▶ The problem:
Search the material for the string "JSON", then show every line where it turns up.
*** Opening Task data ***
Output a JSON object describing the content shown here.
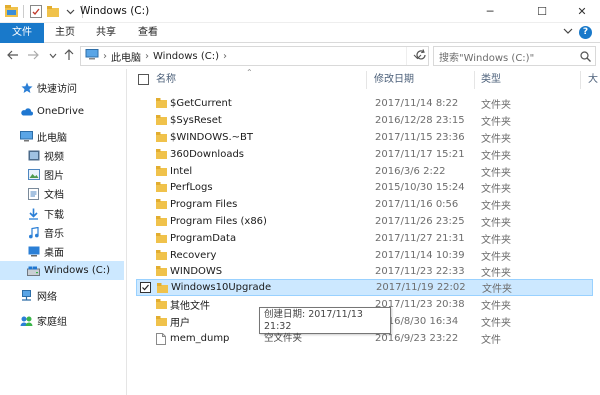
{
  "window": {
    "title": "Windows (C:)",
    "minimize": "─",
    "maximize": "☐",
    "close": "✕"
  },
  "ribbon": {
    "tabs": [
      "文件",
      "主页",
      "共享",
      "查看"
    ],
    "expand_icon": "chevron-down-icon",
    "help": "?"
  },
  "address": {
    "crumbs": [
      "此电脑",
      "Windows (C:)"
    ],
    "separator": "›",
    "search_placeholder": "搜索\"Windows (C:)\""
  },
  "nav": {
    "items": [
      {
        "label": "快速访问",
        "icon": "star-icon"
      },
      {
        "label": "OneDrive",
        "icon": "cloud-icon"
      },
      {
        "label": "此电脑",
        "icon": "computer-icon"
      },
      {
        "label": "视频",
        "icon": "video-icon"
      },
      {
        "label": "图片",
        "icon": "picture-icon"
      },
      {
        "label": "文档",
        "icon": "document-icon"
      },
      {
        "label": "下载",
        "icon": "download-icon"
      },
      {
        "label": "音乐",
        "icon": "music-icon"
      },
      {
        "label": "桌面",
        "icon": "desktop-icon"
      },
      {
        "label": "Windows (C:)",
        "icon": "drive-icon"
      },
      {
        "label": "网络",
        "icon": "network-icon"
      },
      {
        "label": "家庭组",
        "icon": "homegroup-icon"
      }
    ]
  },
  "columns": {
    "name": "名称",
    "date": "修改日期",
    "type": "类型",
    "size": "大"
  },
  "files": [
    {
      "name": "$GetCurrent",
      "date": "2017/11/14 8:22",
      "type": "文件夹",
      "icon": "folder-icon"
    },
    {
      "name": "$SysReset",
      "date": "2016/12/28 23:15",
      "type": "文件夹",
      "icon": "folder-icon"
    },
    {
      "name": "$WINDOWS.~BT",
      "date": "2017/11/15 23:36",
      "type": "文件夹",
      "icon": "folder-icon"
    },
    {
      "name": "360Downloads",
      "date": "2017/11/17 15:21",
      "type": "文件夹",
      "icon": "folder-icon"
    },
    {
      "name": "Intel",
      "date": "2016/3/6 2:22",
      "type": "文件夹",
      "icon": "folder-icon"
    },
    {
      "name": "PerfLogs",
      "date": "2015/10/30 15:24",
      "type": "文件夹",
      "icon": "folder-icon"
    },
    {
      "name": "Program Files",
      "date": "2017/11/16 0:56",
      "type": "文件夹",
      "icon": "folder-icon"
    },
    {
      "name": "Program Files (x86)",
      "date": "2017/11/26 23:25",
      "type": "文件夹",
      "icon": "folder-icon"
    },
    {
      "name": "ProgramData",
      "date": "2017/11/27 21:31",
      "type": "文件夹",
      "icon": "folder-icon"
    },
    {
      "name": "Recovery",
      "date": "2017/11/14 10:39",
      "type": "文件夹",
      "icon": "folder-icon"
    },
    {
      "name": "WINDOWS",
      "date": "2017/11/23 22:33",
      "type": "文件夹",
      "icon": "folder-icon"
    },
    {
      "name": "Windows10Upgrade",
      "date": "2017/11/19 22:02",
      "type": "文件夹",
      "icon": "folder-icon"
    },
    {
      "name": "其他文件",
      "date": "2017/11/23 20:38",
      "type": "文件夹",
      "icon": "folder-icon"
    },
    {
      "name": "用户",
      "date": "2016/8/30 16:34",
      "type": "文件夹",
      "icon": "folder-icon"
    },
    {
      "name": "mem_dump",
      "date": "2016/9/23 23:22",
      "type": "文件",
      "icon": "file-icon"
    }
  ],
  "tooltip": {
    "line1": "创建日期: 2017/11/13 21:32",
    "line2": "空文件夹"
  },
  "colors": {
    "accent": "#1979ca",
    "selection": "#cce8ff",
    "folder": "#f0c24b"
  }
}
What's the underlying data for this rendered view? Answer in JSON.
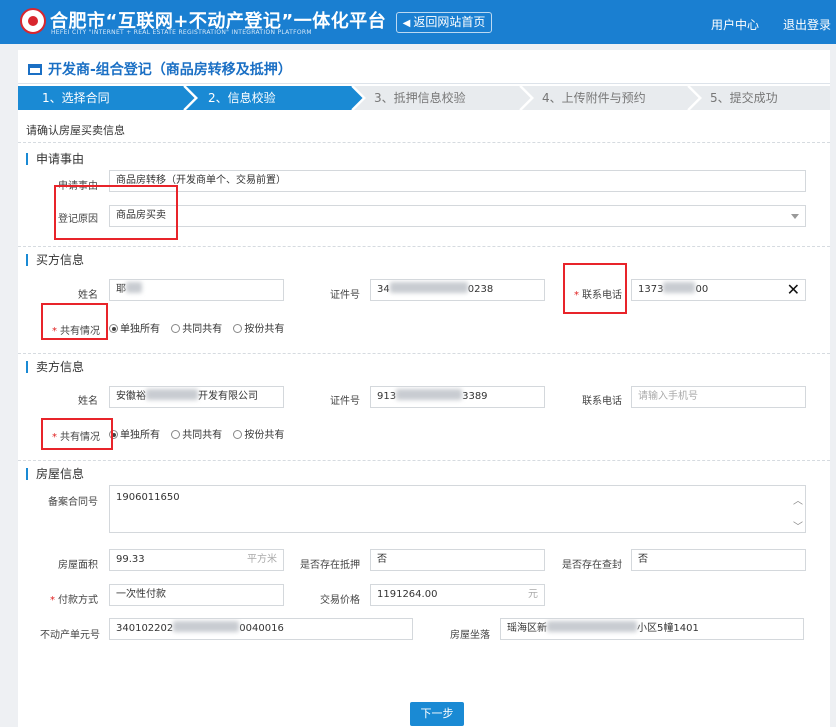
{
  "header": {
    "title": "合肥市“互联网+不动产登记”一体化平台",
    "subtitle": "HEFEI CITY \"INTERNET + REAL ESTATE REGISTRATION\" INTEGRATION PLATFORM",
    "back_label": "返回网站首页",
    "user_center": "用户中心",
    "logout": "退出登录"
  },
  "page": {
    "title": "开发商-组合登记（商品房转移及抵押）",
    "notice": "请确认房屋买卖信息"
  },
  "steps": [
    {
      "label": "1、选择合同",
      "state": "done"
    },
    {
      "label": "2、信息校验",
      "state": "current"
    },
    {
      "label": "3、抵押信息校验",
      "state": "todo"
    },
    {
      "label": "4、上传附件与预约",
      "state": "todo"
    },
    {
      "label": "5、提交成功",
      "state": "todo"
    }
  ],
  "apply": {
    "section": "申请事由",
    "reason_label": "申请事由",
    "reason_value": "商品房转移（开发商单个、交易前置）",
    "cause_label": "登记原因",
    "cause_value": "商品房买卖"
  },
  "buyer": {
    "section": "买方信息",
    "name_label": "姓名",
    "name_value": "耶",
    "id_label": "证件号",
    "id_prefix": "34",
    "id_suffix": "0238",
    "phone_label": "联系电话",
    "phone_prefix": "1373",
    "phone_suffix": "00",
    "share_label": "共有情况",
    "share_options": [
      "单独所有",
      "共同共有",
      "按份共有"
    ]
  },
  "seller": {
    "section": "卖方信息",
    "name_label": "姓名",
    "name_prefix": "安徽裕",
    "name_suffix": "开发有限公司",
    "id_label": "证件号",
    "id_prefix": "913",
    "id_suffix": "3389",
    "phone_label": "联系电话",
    "phone_placeholder": "请输入手机号",
    "share_label": "共有情况",
    "share_options": [
      "单独所有",
      "共同共有",
      "按份共有"
    ]
  },
  "house": {
    "section": "房屋信息",
    "contract_label": "备案合同号",
    "contract_value": "1906011650",
    "area_label": "房屋面积",
    "area_value": "99.33",
    "area_unit": "平方米",
    "mortgage_label": "是否存在抵押",
    "mortgage_value": "否",
    "seal_label": "是否存在查封",
    "seal_value": "否",
    "pay_label": "付款方式",
    "pay_value": "一次性付款",
    "price_label": "交易价格",
    "price_value": "1191264.00",
    "price_unit": "元",
    "unit_no_label": "不动产单元号",
    "unit_no_prefix": "340102202",
    "unit_no_suffix": "0040016",
    "location_label": "房屋坐落",
    "location_prefix": "瑶海区新",
    "location_suffix": "小区5幢1401"
  },
  "next_button": "下一步"
}
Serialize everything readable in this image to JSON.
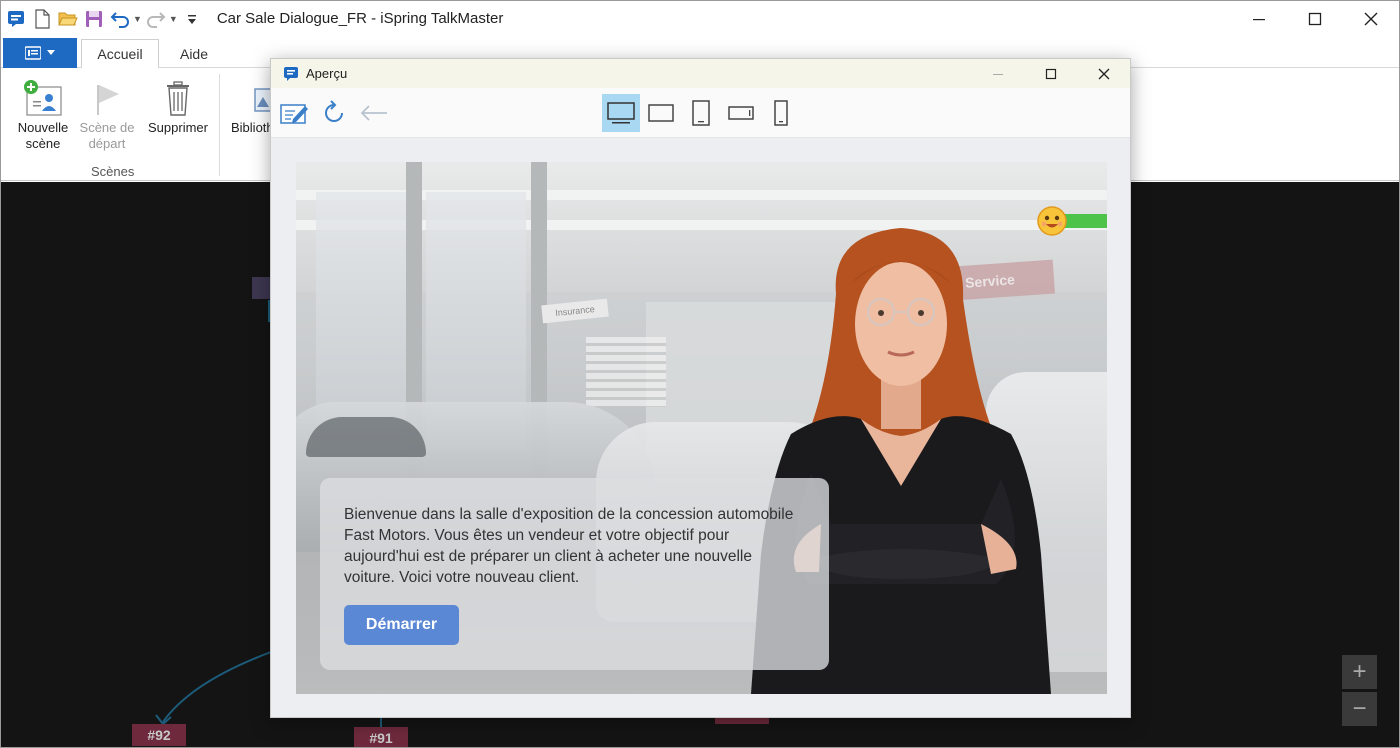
{
  "window": {
    "title": "Car Sale Dialogue_FR - iSpring TalkMaster"
  },
  "ribbon": {
    "tabs": [
      {
        "label": "Accueil",
        "active": true
      },
      {
        "label": "Aide",
        "active": false
      }
    ],
    "buttons": {
      "new_scene": {
        "label_line1": "Nouvelle",
        "label_line2": "scène"
      },
      "start_scene": {
        "label_line1": "Scène de",
        "label_line2": "départ",
        "disabled": true
      },
      "delete": {
        "label": "Supprimer"
      },
      "library": {
        "label": "Biblioth"
      }
    },
    "group_label": "Scènes"
  },
  "canvas": {
    "nodes": [
      "#92",
      "#91"
    ]
  },
  "preview": {
    "title": "Aperçu",
    "device_modes": [
      "desktop",
      "tablet-landscape",
      "tablet-portrait",
      "phone-landscape",
      "phone-portrait"
    ],
    "selected_mode": "desktop",
    "scene": {
      "sign_text": "Service",
      "sign2_text": "Insurance",
      "mood": "happy",
      "message": "Bienvenue dans la salle d'exposition de la concession automobile Fast Motors. Vous êtes un vendeur et votre objectif pour aujourd'hui est de préparer un client à acheter une nouvelle voiture. Voici votre nouveau client.",
      "start_button": "Démarrer"
    }
  },
  "colors": {
    "accent": "#1e6ac3",
    "start_button": "#5b88d4",
    "mood_bar": "#4dc34a",
    "canvas": "#141414",
    "node_tag": "#6e2a3c"
  }
}
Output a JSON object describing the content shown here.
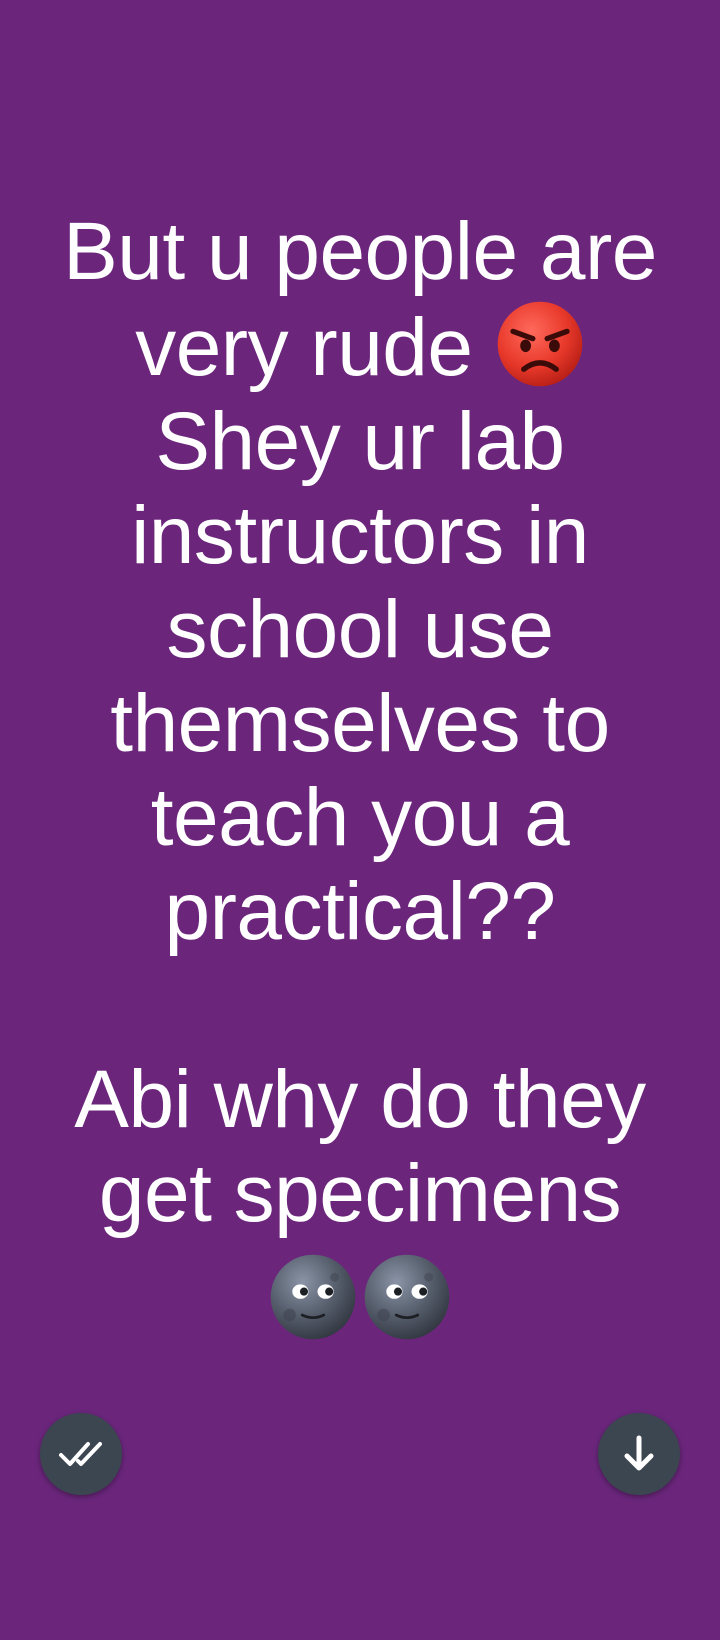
{
  "status": {
    "text_part1": "But u people are very rude ",
    "text_part2": "Shey ur lab instructors in school use themselves to teach you a practical??\n\nAbi why do they get specimens",
    "emoji_after_part1": "pouting-face-emoji",
    "emoji_after_part2": [
      "new-moon-face-emoji",
      "new-moon-face-emoji"
    ],
    "background_color": "#6b267c",
    "text_color": "#ffffff"
  },
  "controls": {
    "seen_icon": "double-check-icon",
    "download_icon": "arrow-down-icon",
    "button_color": "#3c4650"
  }
}
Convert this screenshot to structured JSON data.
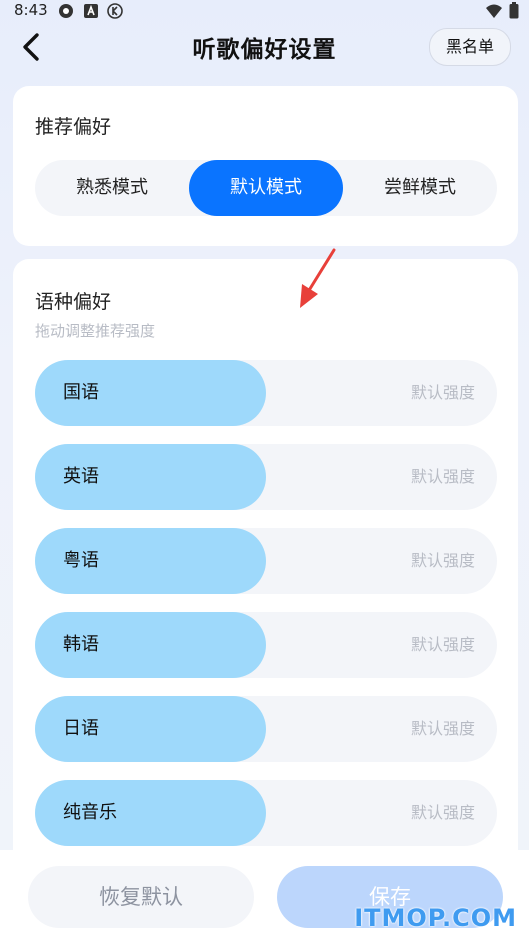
{
  "status": {
    "time": "8:43"
  },
  "header": {
    "title": "听歌偏好设置",
    "blacklist_label": "黑名单"
  },
  "recommend": {
    "title": "推荐偏好",
    "modes": [
      {
        "label": "熟悉模式",
        "active": false
      },
      {
        "label": "默认模式",
        "active": true
      },
      {
        "label": "尝鲜模式",
        "active": false
      }
    ]
  },
  "language": {
    "title": "语种偏好",
    "subtitle": "拖动调整推荐强度",
    "items": [
      {
        "name": "国语",
        "strength": "默认强度",
        "level": 0.5
      },
      {
        "name": "英语",
        "strength": "默认强度",
        "level": 0.5
      },
      {
        "name": "粤语",
        "strength": "默认强度",
        "level": 0.5
      },
      {
        "name": "韩语",
        "strength": "默认强度",
        "level": 0.5
      },
      {
        "name": "日语",
        "strength": "默认强度",
        "level": 0.5
      },
      {
        "name": "纯音乐",
        "strength": "默认强度",
        "level": 0.5
      }
    ]
  },
  "footer": {
    "reset_label": "恢复默认",
    "save_label": "保存"
  },
  "watermark": "ITMOP.COM",
  "colors": {
    "accent": "#0a74ff",
    "slider_fill": "#9ed9fb",
    "save_disabled": "#bcd6fc"
  }
}
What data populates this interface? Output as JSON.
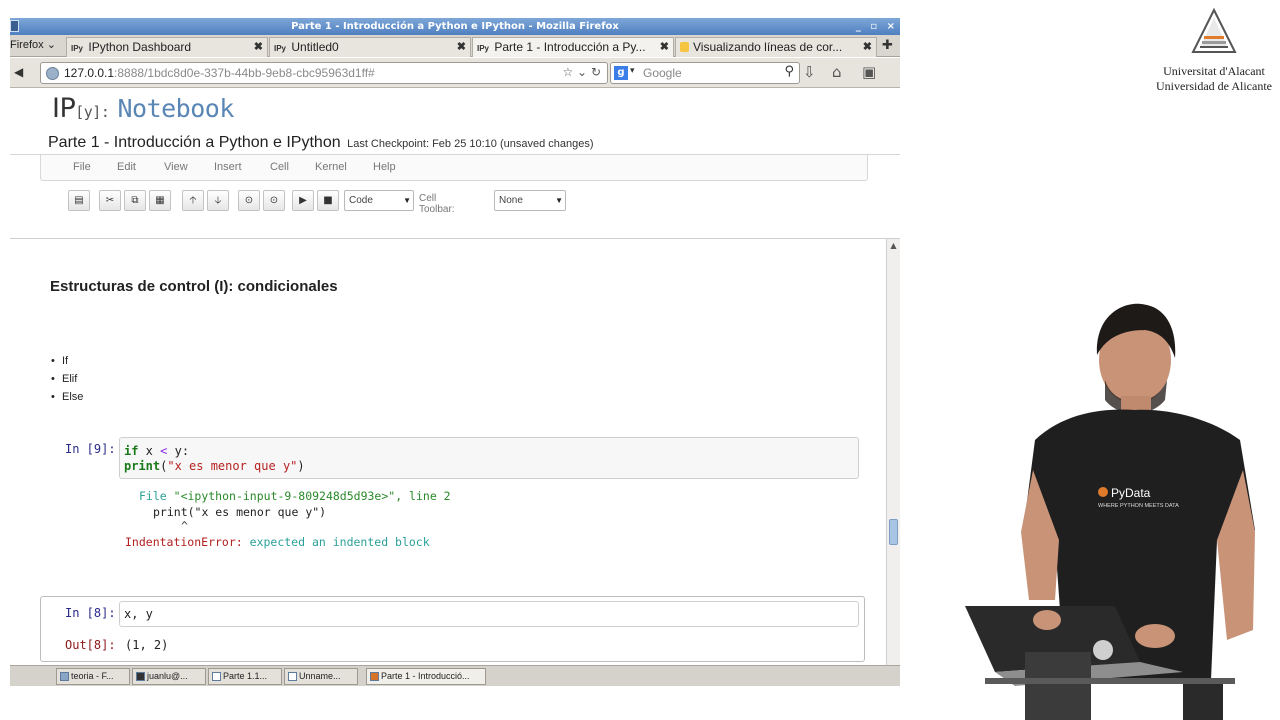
{
  "window": {
    "title": "Parte 1 - Introducción a Python e IPython - Mozilla Firefox",
    "controls": "_ ▫ ×"
  },
  "browser": {
    "menu_label": "Firefox",
    "tabs": [
      {
        "favicon": "IPy",
        "label": "IPython Dashboard",
        "active": false
      },
      {
        "favicon": "IPy",
        "label": "Untitled0",
        "active": false
      },
      {
        "favicon": "IPy",
        "label": "Parte 1 - Introducción a Py...",
        "active": true
      },
      {
        "favicon": "",
        "label": "Visualizando líneas de cor...",
        "active": false
      }
    ],
    "url_host": "127.0.0.1",
    "url_rest": ":8888/1bdc8d0e-337b-44bb-9eb8-cbc95963d1ff#",
    "search_placeholder": "Google"
  },
  "notebook": {
    "logo_ip": "IP",
    "logo_bracket": "[y]:",
    "logo_text": "Notebook",
    "name": "Parte 1 - Introducción a Python e IPython",
    "checkpoint": "Last Checkpoint: Feb 25 10:10 (unsaved changes)",
    "menu": [
      "File",
      "Edit",
      "View",
      "Insert",
      "Cell",
      "Kernel",
      "Help"
    ],
    "cell_type": "Code",
    "cell_toolbar_label": "Cell Toolbar:",
    "cell_toolbar_value": "None"
  },
  "content": {
    "heading": "Estructuras de control (I): condicionales",
    "bullets": [
      "If",
      "Elif",
      "Else"
    ],
    "cell9": {
      "prompt": "In [9]:",
      "traceback_file_word": "File",
      "traceback_file": "\"<ipython-input-9-809248d5d93e>\"",
      "traceback_line": ", line 2",
      "traceback_code": "print(\"x es menor que y\")",
      "traceback_caret": "^",
      "error_name": "IndentationError:",
      "error_msg": "expected an indented block"
    },
    "cell8": {
      "prompt_in": "In [8]:",
      "input": "x, y",
      "prompt_out": "Out[8]:",
      "output": "(1, 2)"
    }
  },
  "taskbar": [
    {
      "label": "teoria - F..."
    },
    {
      "label": "juanlu@..."
    },
    {
      "label": "Parte 1.1..."
    },
    {
      "label": "Unname..."
    },
    {
      "label": "Parte 1 - Introducció..."
    }
  ],
  "university": {
    "line1": "Universitat d'Alacant",
    "line2": "Universidad de Alicante"
  },
  "shirt": {
    "brand": "PyData",
    "tagline": "WHERE PYTHON MEETS DATA"
  }
}
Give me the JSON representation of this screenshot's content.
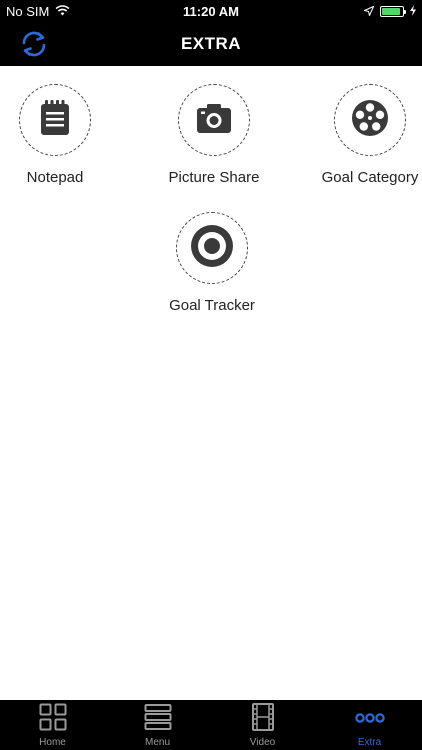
{
  "status_bar": {
    "carrier": "No SIM",
    "time": "11:20 AM",
    "battery_level": 0.9
  },
  "nav": {
    "title": "EXTRA",
    "left_icon": "sync-icon"
  },
  "items": [
    {
      "label": "Notepad",
      "icon": "notepad-icon"
    },
    {
      "label": "Picture Share",
      "icon": "camera-icon"
    },
    {
      "label": "Goal Category",
      "icon": "film-reel-icon"
    },
    {
      "label": "Goal Tracker",
      "icon": "target-icon"
    }
  ],
  "tab_bar": {
    "tabs": [
      {
        "label": "Home",
        "icon": "grid-icon"
      },
      {
        "label": "Menu",
        "icon": "menu-icon"
      },
      {
        "label": "Video",
        "icon": "film-icon"
      },
      {
        "label": "Extra",
        "icon": "more-icon"
      }
    ],
    "active": "Extra",
    "active_color": "#2f6bd8",
    "inactive_color": "#9a9a9a"
  }
}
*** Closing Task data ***
▶ Response area:
Output a JSON object describing the content shown here.
What's the underlying data for this rendered view? Answer in JSON.
Serialize everything readable in this image to JSON.
Output a JSON object describing the content shown here.
Convert this screenshot to structured JSON data.
What data populates this interface? Output as JSON.
Give me the JSON representation of this screenshot's content.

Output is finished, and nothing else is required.